  • NASA's Dr. Jim Klimchuck presented an overview of space weather in general for those of us with minimal background. Highlights included this video of a coronal mass ejection (CME) and its effects on the Earth's magnetosphere, the observation that CMEs can cause binary values on satellites' hard drives to switch between 1 and 0 (when they don't destroy them, that is), these coronagraph videos, and that there's actually a substantial lag between arrival times for the three major types of solar weather ranging from 8 minutes for effects which travel at light speed to 1-2 days for geomagnetic storms.
  • Apparently the potentially catastrophic impact a major solar storm could have on power grid infrastructure is due to the fact that industrial-scale transformers take a very, very long time to construct. That weakness suggests we may be in want of a supply-side subsidy given that estimates by Pete Riley (in AGU space weather) suggest that our odds of experiencing a Carrington-scale event by 2020 are about 1 in 8. (Obama allegedly asks for personal briefings from NASA after / during every major solar event.)
  • Francis and Vavrus have an article in the March Geophysical Research Letters suggesting that the increasing prevalence of  mid-latitude extreme weather events is being driven by slower Rossby wave propagation at upper levels, which they in turn attribute to a decrease in the poleward temperature gradient (or, "Arctic warming affects us remotely," as I believe it was discussed in the session).

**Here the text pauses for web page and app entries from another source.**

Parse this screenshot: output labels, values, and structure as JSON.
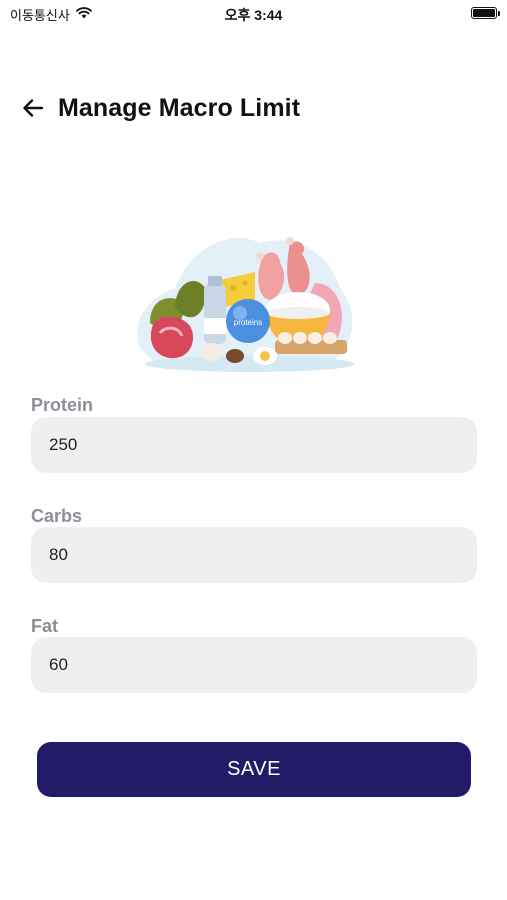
{
  "status_bar": {
    "carrier": "이동통신사",
    "time": "오후 3:44",
    "icons": [
      "wifi-icon",
      "battery-icon"
    ]
  },
  "header": {
    "back_icon": "arrow-left-icon",
    "title": "Manage Macro Limit"
  },
  "illustration": {
    "name": "food-illustration",
    "caption": "proteins"
  },
  "form": {
    "fields": [
      {
        "label": "Protein",
        "value": "250"
      },
      {
        "label": "Carbs",
        "value": "80"
      },
      {
        "label": "Fat",
        "value": "60"
      }
    ],
    "save_label": "SAVE"
  },
  "colors": {
    "primary": "#221c68",
    "input_bg": "#efefef",
    "label": "#8a8f98"
  }
}
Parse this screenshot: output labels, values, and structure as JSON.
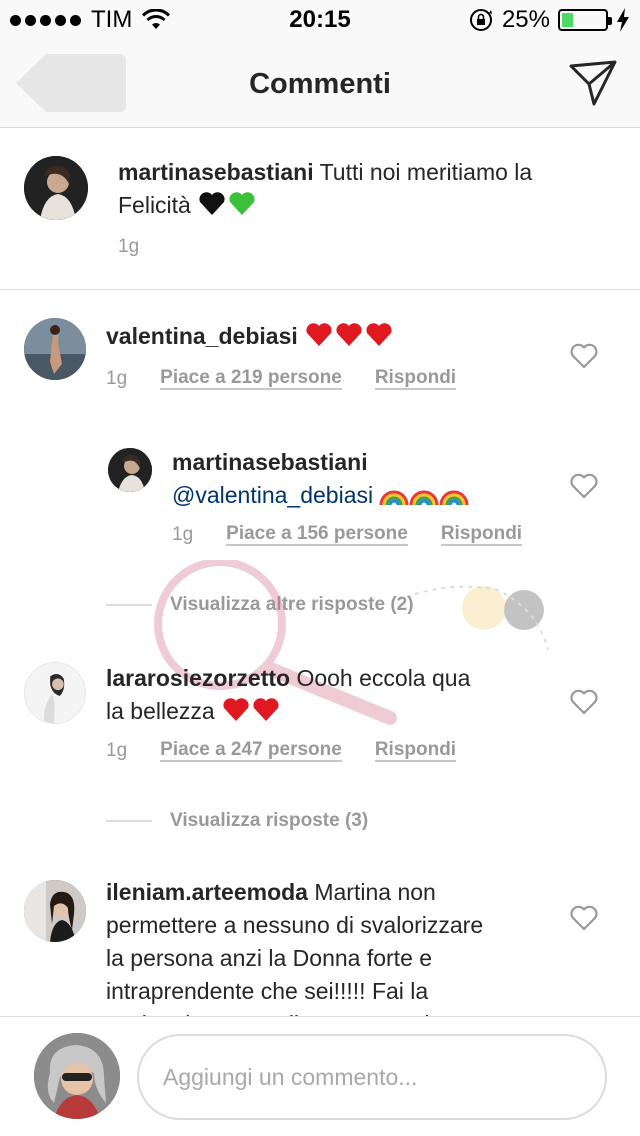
{
  "status_bar": {
    "carrier": "TIM",
    "time": "20:15",
    "battery_percent": "25%",
    "battery_level": 0.25,
    "battery_color": "#4cd964"
  },
  "nav": {
    "title": "Commenti",
    "back_icon": "back-arrow-icon",
    "send_icon": "send-paper-plane-icon"
  },
  "caption": {
    "username": "martinasebastiani",
    "text": "Tutti noi meritiamo la Felicità",
    "emojis": [
      "black-heart",
      "green-heart"
    ],
    "age": "1g"
  },
  "comments": [
    {
      "username": "valentina_debiasi",
      "text": "",
      "emojis": [
        "red-heart",
        "red-heart",
        "red-heart"
      ],
      "age": "1g",
      "likes": "Piace a 219 persone",
      "reply": "Rispondi"
    },
    {
      "username": "martinasebastiani",
      "mention": "@valentina_debiasi",
      "emojis": [
        "rainbow",
        "rainbow",
        "rainbow"
      ],
      "age": "1g",
      "likes": "Piace a 156 persone",
      "reply": "Rispondi"
    },
    {
      "username": "lararosiezorzetto",
      "text": "Oooh eccola qua",
      "text2": "la bellezza",
      "emojis": [
        "red-heart",
        "red-heart"
      ],
      "age": "1g",
      "likes": "Piace a 247 persone",
      "reply": "Rispondi"
    },
    {
      "username": "ileniam.arteemoda",
      "text_line1": "Martina non",
      "text_line2": "permettere a nessuno di svalorizzare",
      "text_line3": "la persona anzi la Donna forte e",
      "text_line4": "intraprendente che sei!!!!! Fai la",
      "text_line5": "scelta giusta scegli te stessa prima"
    }
  ],
  "view_more_replies_1": "Visualizza altre risposte (2)",
  "view_more_replies_2": "Visualizza risposte (3)",
  "bottom": {
    "placeholder": "Aggiungi un commento..."
  },
  "colors": {
    "mention": "#003569",
    "meta": "#999999",
    "divider": "#dbdbdb"
  }
}
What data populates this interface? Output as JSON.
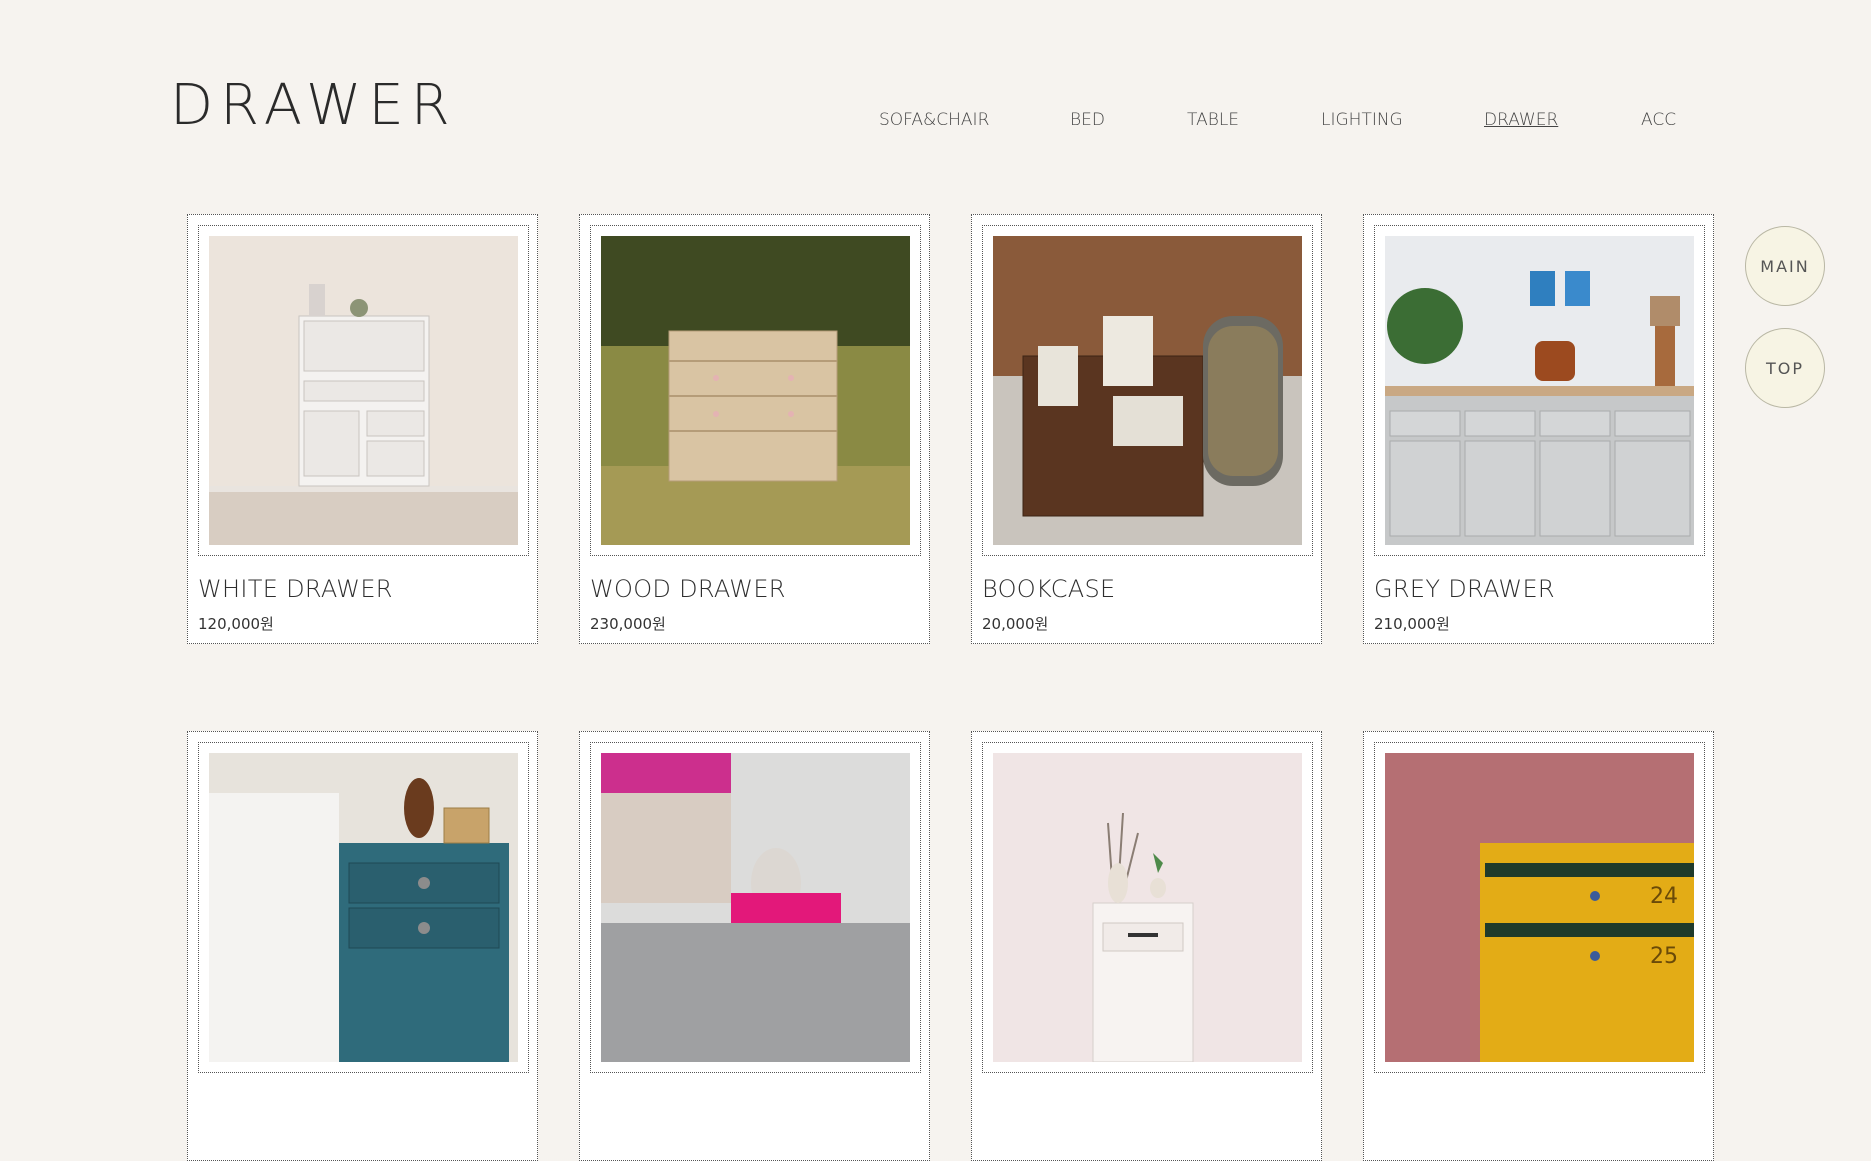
{
  "header": {
    "logo": "DRAWER"
  },
  "nav": [
    {
      "label": "SOFA&CHAIR",
      "active": false
    },
    {
      "label": "BED",
      "active": false
    },
    {
      "label": "TABLE",
      "active": false
    },
    {
      "label": "LIGHTING",
      "active": false
    },
    {
      "label": "DRAWER",
      "active": true
    },
    {
      "label": "ACC",
      "active": false
    }
  ],
  "products": [
    {
      "name": "WHITE DRAWER",
      "price": "120,000원",
      "image": "white-secretary-drawer"
    },
    {
      "name": "WOOD DRAWER",
      "price": "230,000원",
      "image": "wood-drawer-in-grass"
    },
    {
      "name": "BOOKCASE",
      "price": "20,000원",
      "image": "wooden-bookcase-crate"
    },
    {
      "name": "GREY DRAWER",
      "price": "210,000원",
      "image": "grey-sideboard"
    },
    {
      "name": "",
      "price": "",
      "image": "teal-nightstand"
    },
    {
      "name": "",
      "price": "",
      "image": "grey-cabinet-buddha"
    },
    {
      "name": "",
      "price": "",
      "image": "white-small-drawer"
    },
    {
      "name": "",
      "price": "",
      "image": "yellow-mailbox-drawer"
    }
  ],
  "side_buttons": {
    "main": "MAIN",
    "top": "TOP"
  },
  "colors": {
    "background": "#f6f3ef",
    "button_bg": "#f7f4e4",
    "text": "#333333"
  }
}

  • NASA Grace (previously) helped show that the 2011 drop in global sea level was partly due to the la NiƱa but mostly due to increased precip over south America and Australia, i.e., water had moved from the ocean to the land.
  • Over the past few decades the National Weather Service's lead time on tornado warnings has gone from an average of 4 minutes to over 14.
  • Charles Chesnutt of the US Army Corps of Engineers noted that the leading cause of death from hurricanes in the United States used to be storm surge, but with new and improved warning systems that title is now held by inland flooding.
  • Professor Margaret Caldwell of Stanford gave a very interesting and engaging talk on local ocean acidification wherein she argued that the presence of shellfish fisheries (15% by weight of US fisheries but 50% by value) in coastal waters means that existing US environmental legal frameworks should allow policy makers to address the issue. How local is ocean acidification you might ask? Apparently 10-50% of the variation in pH can be explained due to local influences such as SOX, NOX, and agricultural runoff.
  • EarthNetworks (apparently in partnership with UCSD's Scripps) has started producing very nice visualizations of GHG concentrations over hourly time scales

No comments:

Post a Comment